(What is needed)
Write out each line from the data below that includes the word "this".
···
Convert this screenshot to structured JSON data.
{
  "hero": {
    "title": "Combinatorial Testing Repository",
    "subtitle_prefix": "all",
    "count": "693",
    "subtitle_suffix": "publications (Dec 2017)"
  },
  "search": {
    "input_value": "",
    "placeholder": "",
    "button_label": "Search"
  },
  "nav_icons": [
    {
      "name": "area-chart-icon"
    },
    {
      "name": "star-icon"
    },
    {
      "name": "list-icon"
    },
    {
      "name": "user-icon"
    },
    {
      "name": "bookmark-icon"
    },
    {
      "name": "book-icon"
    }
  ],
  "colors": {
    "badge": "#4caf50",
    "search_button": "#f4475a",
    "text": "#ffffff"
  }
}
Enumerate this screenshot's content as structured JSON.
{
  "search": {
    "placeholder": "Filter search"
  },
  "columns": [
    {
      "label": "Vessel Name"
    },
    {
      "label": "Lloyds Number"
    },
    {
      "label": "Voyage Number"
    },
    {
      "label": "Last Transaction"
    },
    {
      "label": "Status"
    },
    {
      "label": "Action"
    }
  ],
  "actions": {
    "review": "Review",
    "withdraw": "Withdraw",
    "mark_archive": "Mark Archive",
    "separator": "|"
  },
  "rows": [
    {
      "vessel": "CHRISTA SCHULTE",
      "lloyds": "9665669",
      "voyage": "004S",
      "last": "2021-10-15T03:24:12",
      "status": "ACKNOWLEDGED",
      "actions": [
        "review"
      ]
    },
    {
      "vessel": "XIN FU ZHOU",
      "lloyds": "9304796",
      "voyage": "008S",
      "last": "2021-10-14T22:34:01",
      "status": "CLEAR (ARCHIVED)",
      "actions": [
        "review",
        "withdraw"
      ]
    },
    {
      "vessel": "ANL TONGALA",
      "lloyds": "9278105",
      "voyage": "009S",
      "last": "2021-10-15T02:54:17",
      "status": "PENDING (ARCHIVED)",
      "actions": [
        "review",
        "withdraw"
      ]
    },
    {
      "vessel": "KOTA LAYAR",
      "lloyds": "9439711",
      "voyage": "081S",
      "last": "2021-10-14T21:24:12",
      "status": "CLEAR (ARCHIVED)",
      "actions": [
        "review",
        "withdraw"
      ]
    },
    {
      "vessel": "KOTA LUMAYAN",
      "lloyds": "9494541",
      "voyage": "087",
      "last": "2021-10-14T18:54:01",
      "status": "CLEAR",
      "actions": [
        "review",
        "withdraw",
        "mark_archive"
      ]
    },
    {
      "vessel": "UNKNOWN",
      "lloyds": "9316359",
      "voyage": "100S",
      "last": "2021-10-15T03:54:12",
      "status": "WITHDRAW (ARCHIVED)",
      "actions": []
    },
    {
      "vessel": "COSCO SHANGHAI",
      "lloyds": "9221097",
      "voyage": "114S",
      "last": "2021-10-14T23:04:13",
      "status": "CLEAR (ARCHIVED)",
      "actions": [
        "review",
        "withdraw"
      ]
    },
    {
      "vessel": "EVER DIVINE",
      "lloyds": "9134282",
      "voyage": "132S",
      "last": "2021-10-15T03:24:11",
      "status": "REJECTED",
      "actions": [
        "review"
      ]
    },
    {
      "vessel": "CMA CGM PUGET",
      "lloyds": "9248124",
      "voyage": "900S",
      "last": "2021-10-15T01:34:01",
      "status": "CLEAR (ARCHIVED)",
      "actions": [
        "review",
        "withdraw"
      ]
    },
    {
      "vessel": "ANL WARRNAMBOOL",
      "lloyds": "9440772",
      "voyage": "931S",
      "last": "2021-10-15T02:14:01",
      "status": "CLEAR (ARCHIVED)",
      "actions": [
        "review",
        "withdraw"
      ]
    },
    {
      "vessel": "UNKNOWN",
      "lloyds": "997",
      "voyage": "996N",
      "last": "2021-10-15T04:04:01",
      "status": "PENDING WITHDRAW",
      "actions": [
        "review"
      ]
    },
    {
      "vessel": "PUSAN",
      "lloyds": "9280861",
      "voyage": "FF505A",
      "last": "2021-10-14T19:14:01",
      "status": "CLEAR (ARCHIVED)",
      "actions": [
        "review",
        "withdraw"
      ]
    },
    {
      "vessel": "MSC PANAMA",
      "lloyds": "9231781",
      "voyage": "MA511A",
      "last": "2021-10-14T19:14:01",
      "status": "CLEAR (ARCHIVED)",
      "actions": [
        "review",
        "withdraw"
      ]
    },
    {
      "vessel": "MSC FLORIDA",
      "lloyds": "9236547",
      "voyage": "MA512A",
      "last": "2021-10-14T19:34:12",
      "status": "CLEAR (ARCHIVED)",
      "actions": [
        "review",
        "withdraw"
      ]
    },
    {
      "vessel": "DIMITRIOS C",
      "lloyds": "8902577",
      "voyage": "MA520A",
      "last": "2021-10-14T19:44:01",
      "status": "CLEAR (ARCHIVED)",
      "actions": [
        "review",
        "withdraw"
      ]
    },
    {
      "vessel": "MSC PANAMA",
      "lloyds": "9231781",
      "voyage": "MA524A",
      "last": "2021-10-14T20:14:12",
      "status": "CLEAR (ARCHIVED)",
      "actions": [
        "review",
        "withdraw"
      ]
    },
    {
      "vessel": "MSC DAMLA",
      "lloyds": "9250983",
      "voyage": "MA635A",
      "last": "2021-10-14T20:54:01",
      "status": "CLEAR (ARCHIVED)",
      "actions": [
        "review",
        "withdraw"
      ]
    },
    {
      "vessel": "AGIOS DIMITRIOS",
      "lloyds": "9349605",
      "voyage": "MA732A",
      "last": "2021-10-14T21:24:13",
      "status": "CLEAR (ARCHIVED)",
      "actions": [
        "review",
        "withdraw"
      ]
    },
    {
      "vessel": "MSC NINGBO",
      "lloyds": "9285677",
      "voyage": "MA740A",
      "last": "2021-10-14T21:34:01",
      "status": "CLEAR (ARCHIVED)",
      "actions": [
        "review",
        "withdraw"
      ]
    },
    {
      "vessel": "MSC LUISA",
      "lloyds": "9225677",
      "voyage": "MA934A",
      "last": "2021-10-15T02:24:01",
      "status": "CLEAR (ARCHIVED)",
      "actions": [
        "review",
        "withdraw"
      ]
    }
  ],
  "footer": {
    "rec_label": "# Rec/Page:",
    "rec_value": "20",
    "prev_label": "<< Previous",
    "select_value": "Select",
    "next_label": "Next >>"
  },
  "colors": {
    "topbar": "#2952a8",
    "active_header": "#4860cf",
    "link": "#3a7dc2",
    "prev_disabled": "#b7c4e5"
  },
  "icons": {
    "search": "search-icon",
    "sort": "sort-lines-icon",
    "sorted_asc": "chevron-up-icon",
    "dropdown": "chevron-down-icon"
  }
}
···
(Solution below)
Convert this screenshot to structured JSON data.
Enumerate this screenshot's content as structured JSON.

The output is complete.